This said, the provocative aspects of the work are often very near the surface. There's a fair amount of chopped-up Barbie-doll business, for instance. One of the pieces in the exhibition is a pile of rubbery looking resin masks, lit from within to bring out the ghastly distortions in the moulding. Then there are moments of clanging agitprop: in Democracy is Coming! Khalthoum stands against a slate-grey sky as fighter jets swarm past behind her. "Very subtle" isn't quite how I'd describe it.
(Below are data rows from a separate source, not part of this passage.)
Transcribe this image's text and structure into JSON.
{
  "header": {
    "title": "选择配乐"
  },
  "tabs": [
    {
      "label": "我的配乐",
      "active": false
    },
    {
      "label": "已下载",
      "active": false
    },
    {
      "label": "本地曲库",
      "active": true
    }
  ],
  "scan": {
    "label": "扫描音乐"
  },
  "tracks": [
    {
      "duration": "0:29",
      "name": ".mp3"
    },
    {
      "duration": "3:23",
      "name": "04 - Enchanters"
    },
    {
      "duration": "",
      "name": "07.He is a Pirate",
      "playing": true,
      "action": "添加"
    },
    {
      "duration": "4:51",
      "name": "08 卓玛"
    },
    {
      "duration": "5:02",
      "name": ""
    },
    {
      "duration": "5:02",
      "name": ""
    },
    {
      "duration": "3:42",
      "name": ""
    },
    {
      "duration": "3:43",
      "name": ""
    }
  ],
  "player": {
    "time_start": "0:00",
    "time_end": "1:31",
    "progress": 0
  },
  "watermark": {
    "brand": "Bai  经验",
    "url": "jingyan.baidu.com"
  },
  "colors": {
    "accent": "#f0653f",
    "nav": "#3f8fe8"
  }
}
Indeed, what's most remarkable about the show is how harmonious it all is, seemingly in spite of Lutfi's efforts. The jagged elements from which the work is built up finally serve the aesthetic rather than the other way around. A pervasive elegance subsumes the confrontational elements. How did this happen? Lutfi takes up the story. "In retrospect I was always using the right side of my brain rather than my left," she says. "I was always interested in art but I never knew how to go about it, so I was always doing things with my hands."
One begins to suspect that her hands know something that she doesn't. On my way out I stop to look at another of the Sumas; her head sprouts from a tangle of tower blocks. She walks on six stilettoed feet. Eight graceful arms, like those of an Indian temple-dancer, protrude from her shoulders; another is popping out of her head. And yet, the most enigmatic thing is Khalthoum's half smile, her raised eyebrow, just visible above the Dame Edna sunglasses. Now she definitely knows something.
Zan'it al-Sittat, The Third Line Gallery, Al Quoz 3, Dubai (04 341 1376). Until Dec 4. @email:www.thethirdline.com